Tiger at Bronx Zoo Tests Positive for Coronavirus, Other Animals May Have Virus
Several big cats showing symptoms of COVID-19 in the New York zoo
A tiger at the Bronx Zoo, New York, has tested positive for the coronavirus after developing a dry cough, the Wildlife Conservation Society (WCS) has confirmed in a statement.
The 4-year-old Malayan tiger called Nadia is the first confirmed case at the zoo but it is believed that other animals may also be infected with COVID-19.
“Nadia, a 4-year-old female Malayan tiger at the Bronx Zoo, has tested positive for COVID-19," a statement from the society reads.
"She, her sister Azul, two Amur tigers, and three African lions had developed a dry cough and all are expected to recover."
WCS says the diagnosis was confirmed by USDA’s National Veterinary Services Laboratory in Iowa “out of an abundance of caution.”
The big cats are showing signs of recovery, the WCS said, however.
“Though they have experienced some decrease in appetite, the cats at the Bronx Zoo are otherwise doing well under veterinary care and are bright, alert, and interactive with their keepers,” the statement continues.
“It is not known how this disease will develop in big cats since different species can react differently to novel infections, but we will continue to monitor them closely and anticipate full recoveries.”
The zoo said that the cats were infected with the coronavirus by “a person caring for them who was asymptomatically infected with the virus or before that person developed symptoms.”
CNN highlighted a recent study out of China on the ability of the Chinese virus to infect house pets:
Our furry feline friends appear to be susceptible to catching Covid-19, the disease caused by the coronavirus called SARS-CoV-2.
Even worse, the cats in the study were able to infect each other, although they showed no signs of illness.
Ferrets were also able to “catch” the virus, although it didn’t appear to harm them.
Dogs, on the other hand, were not susceptible, according to the study.
The virus showed up in the feces of five dogs, but no infectious virus was found.

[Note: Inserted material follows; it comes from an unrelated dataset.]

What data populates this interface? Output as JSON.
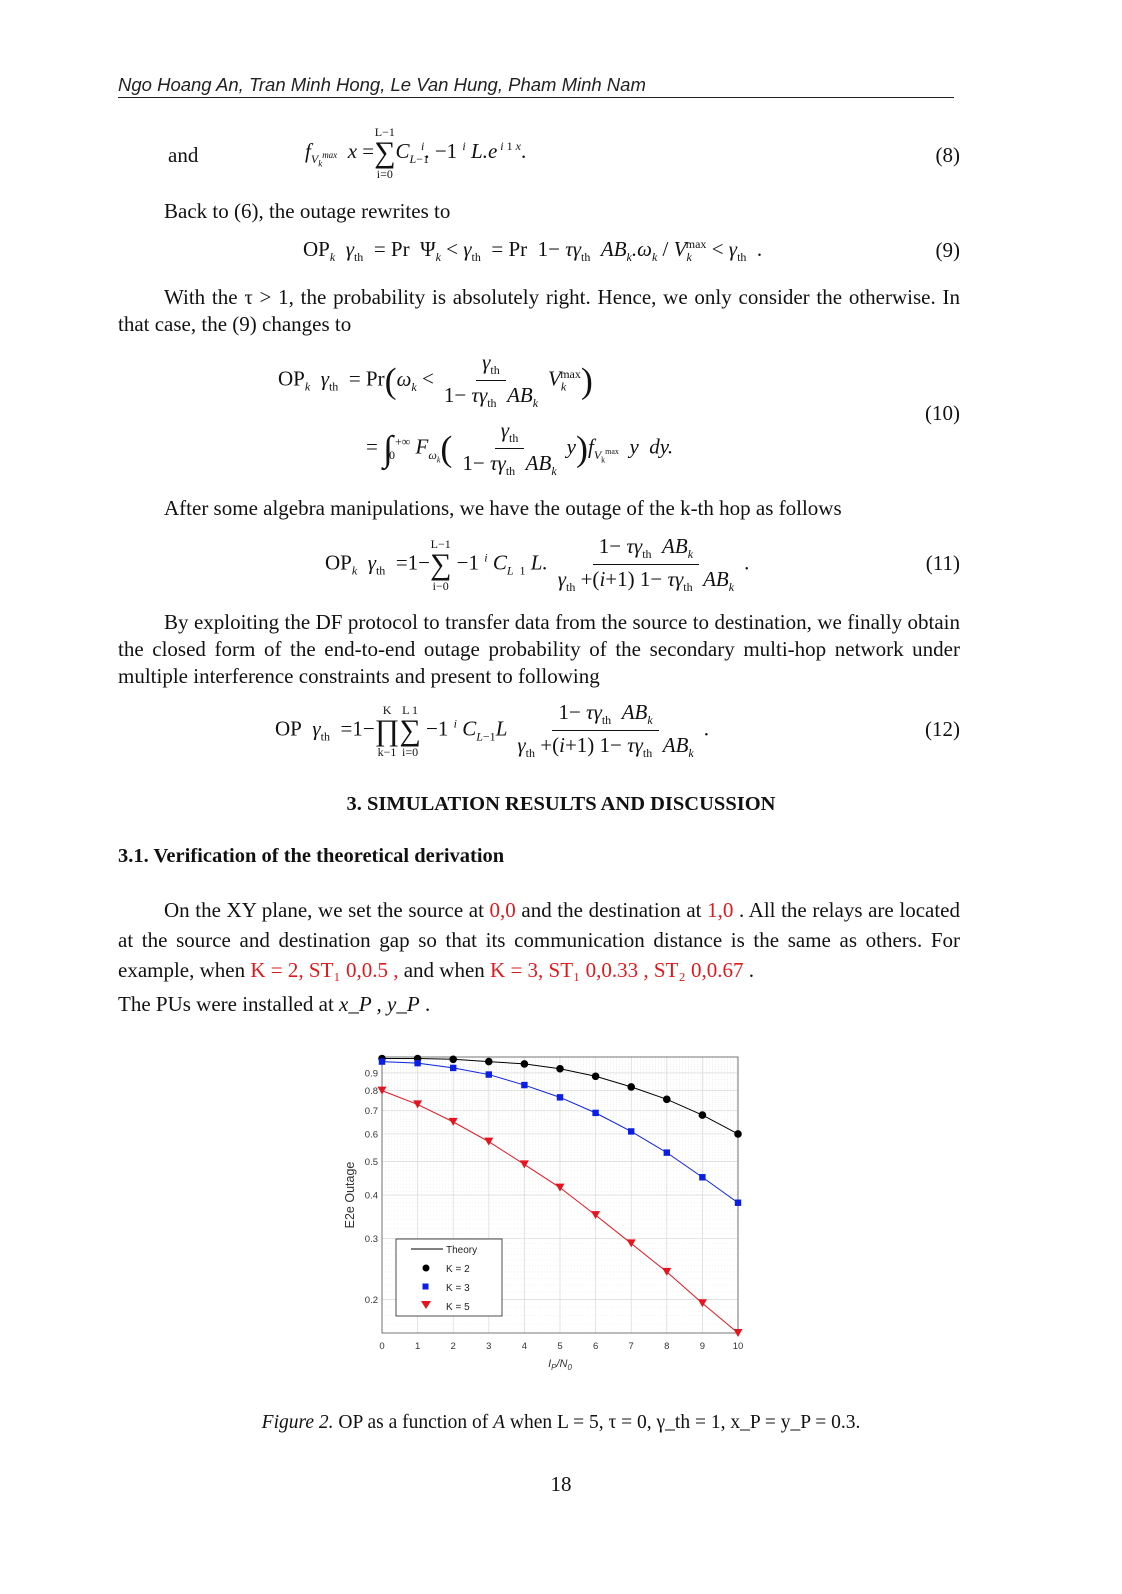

Pigs, chickens and ducks were also not very hospitable places for the virus.
But there’s no need for cat or ferret lovers to panic, experts say.
There’s no evidence their pets could get very sick or die from the novel coronavirus.

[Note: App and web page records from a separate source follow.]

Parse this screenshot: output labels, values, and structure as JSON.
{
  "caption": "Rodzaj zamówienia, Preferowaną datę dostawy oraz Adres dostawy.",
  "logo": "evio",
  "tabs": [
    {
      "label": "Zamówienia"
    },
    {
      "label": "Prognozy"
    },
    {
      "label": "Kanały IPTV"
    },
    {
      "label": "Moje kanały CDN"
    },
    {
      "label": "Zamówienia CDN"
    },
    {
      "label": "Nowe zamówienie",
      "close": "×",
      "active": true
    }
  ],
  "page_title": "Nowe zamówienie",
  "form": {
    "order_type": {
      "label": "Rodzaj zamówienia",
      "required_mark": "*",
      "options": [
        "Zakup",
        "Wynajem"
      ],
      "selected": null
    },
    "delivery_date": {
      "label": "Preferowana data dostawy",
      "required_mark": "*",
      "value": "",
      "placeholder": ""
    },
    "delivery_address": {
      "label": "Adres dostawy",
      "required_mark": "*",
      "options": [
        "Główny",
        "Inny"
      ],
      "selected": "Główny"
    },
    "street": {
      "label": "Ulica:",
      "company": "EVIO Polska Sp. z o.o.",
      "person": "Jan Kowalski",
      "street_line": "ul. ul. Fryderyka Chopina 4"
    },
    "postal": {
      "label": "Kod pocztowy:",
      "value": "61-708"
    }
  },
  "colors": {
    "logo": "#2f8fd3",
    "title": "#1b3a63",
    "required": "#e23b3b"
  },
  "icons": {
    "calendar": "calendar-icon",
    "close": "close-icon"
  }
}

The Wildlife Conservation Society’s Bronx Zoo noted that several other big cats appeared in good health.
None of the zoo’s snow leopards, cheetahs, clouded leopard, Amur leopard, puma or serval cats have shown any signs of the disease.
“We are grateful for the cooperation and support of the New York State Diagnostic Laboratory at Cornell University and the University of Illinois College of Veterinary Medicine Veterinary Diagnostic Laboratory, where the initial COVID-19 testing of samples from the tiger were performed; the USDA National Veterinary Services Laboratory where confirmatory testing was conducted; USDA Animal and Plant Health Inspection Service; and the New York and Illinois State Veterinarians and the New York City Department of Health and Mental Hygiene for their assistance,” the statement concluded.
"We will issue additional information as warranted.
"Our four zoos and aquarium have been temporarily closed since March 16."